# Records supplied:
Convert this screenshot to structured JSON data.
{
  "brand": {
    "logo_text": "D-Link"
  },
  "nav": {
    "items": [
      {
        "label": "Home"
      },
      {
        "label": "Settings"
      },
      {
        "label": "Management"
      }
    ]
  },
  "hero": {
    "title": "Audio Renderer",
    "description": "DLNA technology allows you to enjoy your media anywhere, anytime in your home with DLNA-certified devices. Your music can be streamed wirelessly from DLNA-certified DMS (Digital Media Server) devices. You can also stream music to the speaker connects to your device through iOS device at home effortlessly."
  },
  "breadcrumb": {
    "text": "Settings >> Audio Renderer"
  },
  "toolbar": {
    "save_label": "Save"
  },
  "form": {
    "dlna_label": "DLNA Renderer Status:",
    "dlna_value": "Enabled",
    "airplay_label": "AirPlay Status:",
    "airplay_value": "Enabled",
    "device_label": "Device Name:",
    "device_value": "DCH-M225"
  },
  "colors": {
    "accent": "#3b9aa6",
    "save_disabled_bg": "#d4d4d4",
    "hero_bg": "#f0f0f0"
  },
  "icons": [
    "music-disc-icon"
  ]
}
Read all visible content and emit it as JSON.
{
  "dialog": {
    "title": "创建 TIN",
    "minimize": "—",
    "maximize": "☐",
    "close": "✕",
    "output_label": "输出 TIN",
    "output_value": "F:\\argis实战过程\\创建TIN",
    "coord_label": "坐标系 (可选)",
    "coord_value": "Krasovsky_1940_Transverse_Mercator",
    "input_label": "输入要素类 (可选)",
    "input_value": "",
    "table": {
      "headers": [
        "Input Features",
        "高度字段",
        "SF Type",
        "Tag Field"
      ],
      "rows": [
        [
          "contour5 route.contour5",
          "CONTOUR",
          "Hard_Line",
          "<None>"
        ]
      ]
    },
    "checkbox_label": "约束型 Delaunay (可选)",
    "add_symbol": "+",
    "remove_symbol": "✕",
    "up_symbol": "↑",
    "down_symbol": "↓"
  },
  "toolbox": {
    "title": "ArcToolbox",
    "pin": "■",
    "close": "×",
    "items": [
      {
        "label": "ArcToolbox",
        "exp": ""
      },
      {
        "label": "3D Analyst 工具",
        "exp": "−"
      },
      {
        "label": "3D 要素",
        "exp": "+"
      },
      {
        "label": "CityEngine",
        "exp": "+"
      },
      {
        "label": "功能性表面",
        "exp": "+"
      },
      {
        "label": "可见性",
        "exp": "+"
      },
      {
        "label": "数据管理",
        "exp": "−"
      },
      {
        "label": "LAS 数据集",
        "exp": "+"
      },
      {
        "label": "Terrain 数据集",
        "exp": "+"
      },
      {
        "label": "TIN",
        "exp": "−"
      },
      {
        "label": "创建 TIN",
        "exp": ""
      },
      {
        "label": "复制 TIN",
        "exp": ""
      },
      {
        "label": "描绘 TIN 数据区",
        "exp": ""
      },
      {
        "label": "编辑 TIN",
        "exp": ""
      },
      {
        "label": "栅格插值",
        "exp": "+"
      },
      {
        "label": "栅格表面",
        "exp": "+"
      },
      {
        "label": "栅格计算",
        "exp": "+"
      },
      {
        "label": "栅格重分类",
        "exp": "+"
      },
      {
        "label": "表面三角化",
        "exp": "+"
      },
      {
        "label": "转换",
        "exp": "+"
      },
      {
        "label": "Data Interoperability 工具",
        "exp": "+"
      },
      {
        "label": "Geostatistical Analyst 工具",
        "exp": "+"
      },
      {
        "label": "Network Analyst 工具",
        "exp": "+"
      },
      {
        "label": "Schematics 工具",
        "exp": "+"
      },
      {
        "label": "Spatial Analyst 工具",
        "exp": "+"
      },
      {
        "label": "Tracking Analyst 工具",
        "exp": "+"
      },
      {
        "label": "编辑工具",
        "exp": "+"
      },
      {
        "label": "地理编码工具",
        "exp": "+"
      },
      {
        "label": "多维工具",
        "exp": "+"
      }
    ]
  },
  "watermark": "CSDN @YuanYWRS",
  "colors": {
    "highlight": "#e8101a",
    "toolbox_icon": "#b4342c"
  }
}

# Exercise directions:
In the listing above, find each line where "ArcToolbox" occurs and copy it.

# Answer for the task:
    "title": "ArcToolbox",
        "label": "ArcToolbox",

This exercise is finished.